â€œThe Manga Guide to Electricityâ€, part of â€œThe Manga Guideâ€ series by No Starch Press, is a novel approach to the old problem of getting over the initial mental block when trying to learn electronics.
We decided to compare this book to another introductory text: â€œGetting Started in Electronicsâ€ by [Forrest M. Mims].Â [Mims]â€˜ book is a handwritten masterpiece of electronic literature. The writing style is friendly and concise, the examples are simple, and the drawings are excellent. It also makes sure to keep the learning process as application based as possible. Unlike other books, it doesnâ€™t bog the reader down with math and theory that is only useful to advanced students. Since its original printing in 1983, [Mims]â€˜ has become the de facto standard for beginner electronic literature.

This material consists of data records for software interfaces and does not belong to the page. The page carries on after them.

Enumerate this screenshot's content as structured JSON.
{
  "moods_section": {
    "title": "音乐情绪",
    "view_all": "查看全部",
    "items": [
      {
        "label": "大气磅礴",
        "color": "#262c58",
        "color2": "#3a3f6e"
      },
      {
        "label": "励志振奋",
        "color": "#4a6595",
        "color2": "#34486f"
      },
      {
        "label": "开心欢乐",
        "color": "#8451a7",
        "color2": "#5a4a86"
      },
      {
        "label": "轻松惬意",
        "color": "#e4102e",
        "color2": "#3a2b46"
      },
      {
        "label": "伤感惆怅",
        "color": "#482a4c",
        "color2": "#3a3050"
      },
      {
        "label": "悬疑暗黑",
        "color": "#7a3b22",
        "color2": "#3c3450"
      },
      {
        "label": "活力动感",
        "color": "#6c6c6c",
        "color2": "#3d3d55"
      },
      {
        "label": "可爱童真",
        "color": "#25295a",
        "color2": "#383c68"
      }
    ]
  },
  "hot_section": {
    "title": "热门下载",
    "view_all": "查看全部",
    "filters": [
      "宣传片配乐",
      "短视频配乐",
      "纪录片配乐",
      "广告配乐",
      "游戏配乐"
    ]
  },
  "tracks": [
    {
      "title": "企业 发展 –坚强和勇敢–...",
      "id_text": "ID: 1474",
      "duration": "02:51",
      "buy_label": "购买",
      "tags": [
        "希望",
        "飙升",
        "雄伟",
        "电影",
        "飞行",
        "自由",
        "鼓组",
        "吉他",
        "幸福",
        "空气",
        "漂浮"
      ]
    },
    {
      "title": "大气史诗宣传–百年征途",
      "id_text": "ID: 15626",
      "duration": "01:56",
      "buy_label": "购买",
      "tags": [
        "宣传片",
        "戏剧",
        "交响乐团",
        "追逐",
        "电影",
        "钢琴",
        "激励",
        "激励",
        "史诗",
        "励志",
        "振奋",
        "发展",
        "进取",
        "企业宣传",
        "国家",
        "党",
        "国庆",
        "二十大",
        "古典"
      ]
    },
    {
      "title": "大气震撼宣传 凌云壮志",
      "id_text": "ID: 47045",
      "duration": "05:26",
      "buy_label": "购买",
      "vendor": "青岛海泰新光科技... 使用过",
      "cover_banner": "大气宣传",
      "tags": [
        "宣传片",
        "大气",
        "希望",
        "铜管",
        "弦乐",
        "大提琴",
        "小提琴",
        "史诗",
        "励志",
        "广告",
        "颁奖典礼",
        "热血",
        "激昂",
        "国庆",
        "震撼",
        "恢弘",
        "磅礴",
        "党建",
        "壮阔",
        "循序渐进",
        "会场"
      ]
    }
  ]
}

â€œThe Manga Guideâ€ attempts to walk the beginner through the very basics of electronics using the interactions between [Rereko], a resident of planet Electopia; [Yonosuke], a transdimensional robot cell phone; and [Hikaru Yano Sensei], an electrical engineering researcher at a Japanese university. [Rereko] is apparently very bad at electricity, and is sent to learn the basics from Hikaru over the summer by her professor.
â€œThe Manga Guideâ€ is a lot of fun to read. The interactions between the characters are lighthearted, and the whole setting has a sort of quirkiness about it that makes you keep reading just for the joy of it. It covers most of the basics thoroughly and with excellent examples. The art is a very well drawn, playful style of manga.
On a related note, MAKE now has Forrest Mims as a columnist!